Flaughter Spade

Glencoe Folk Museum

This flaughter spade was similar to the English breast plough. They were pushed against the belly or thigh to peel back turf from the surface of the land.  

Turf was useful for making a natural fertiliser – particularly helpful for poor-quality crofting land. The turf was stacked and dried.
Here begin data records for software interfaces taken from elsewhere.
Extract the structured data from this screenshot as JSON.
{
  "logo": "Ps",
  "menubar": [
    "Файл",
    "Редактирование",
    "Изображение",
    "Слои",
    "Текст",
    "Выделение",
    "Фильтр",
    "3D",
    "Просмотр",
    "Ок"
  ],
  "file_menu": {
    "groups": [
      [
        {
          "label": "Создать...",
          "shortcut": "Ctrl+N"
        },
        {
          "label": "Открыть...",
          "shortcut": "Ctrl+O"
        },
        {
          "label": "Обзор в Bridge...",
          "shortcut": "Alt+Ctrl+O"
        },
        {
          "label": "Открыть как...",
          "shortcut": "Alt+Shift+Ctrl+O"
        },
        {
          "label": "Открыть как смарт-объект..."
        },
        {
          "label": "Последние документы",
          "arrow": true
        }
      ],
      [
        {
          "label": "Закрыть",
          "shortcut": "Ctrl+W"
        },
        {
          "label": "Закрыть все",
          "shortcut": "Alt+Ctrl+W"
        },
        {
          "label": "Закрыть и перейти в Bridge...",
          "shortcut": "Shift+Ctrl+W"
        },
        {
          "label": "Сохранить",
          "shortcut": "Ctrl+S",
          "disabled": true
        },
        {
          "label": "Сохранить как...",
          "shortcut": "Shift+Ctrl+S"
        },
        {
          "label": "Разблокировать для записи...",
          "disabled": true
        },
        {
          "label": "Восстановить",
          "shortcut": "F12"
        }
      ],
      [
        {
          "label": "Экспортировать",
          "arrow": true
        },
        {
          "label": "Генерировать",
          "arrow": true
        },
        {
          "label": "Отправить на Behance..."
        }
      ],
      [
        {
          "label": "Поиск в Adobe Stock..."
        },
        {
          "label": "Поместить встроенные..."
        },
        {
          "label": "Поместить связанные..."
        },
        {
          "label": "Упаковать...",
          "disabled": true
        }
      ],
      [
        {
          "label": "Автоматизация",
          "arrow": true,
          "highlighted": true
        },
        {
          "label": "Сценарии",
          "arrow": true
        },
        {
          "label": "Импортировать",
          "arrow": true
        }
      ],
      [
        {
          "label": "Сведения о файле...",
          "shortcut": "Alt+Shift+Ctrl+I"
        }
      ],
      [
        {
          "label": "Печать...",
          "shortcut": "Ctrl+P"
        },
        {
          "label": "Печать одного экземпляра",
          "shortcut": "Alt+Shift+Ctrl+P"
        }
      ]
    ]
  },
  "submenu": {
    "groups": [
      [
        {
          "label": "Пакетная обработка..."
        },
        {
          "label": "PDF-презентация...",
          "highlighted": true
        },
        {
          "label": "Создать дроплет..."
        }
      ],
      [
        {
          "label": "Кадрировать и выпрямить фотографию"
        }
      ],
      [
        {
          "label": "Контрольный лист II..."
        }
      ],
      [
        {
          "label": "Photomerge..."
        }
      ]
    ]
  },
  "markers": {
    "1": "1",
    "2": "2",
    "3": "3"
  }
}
Only then could it be burnt as a fuel before the ashes were scattered on the land. 

Roll Over The Image To Zoom In

Date: 1870s
Materials : Wood, Metal
Size : 49cm x 24cm


Associated Activity

Skip to content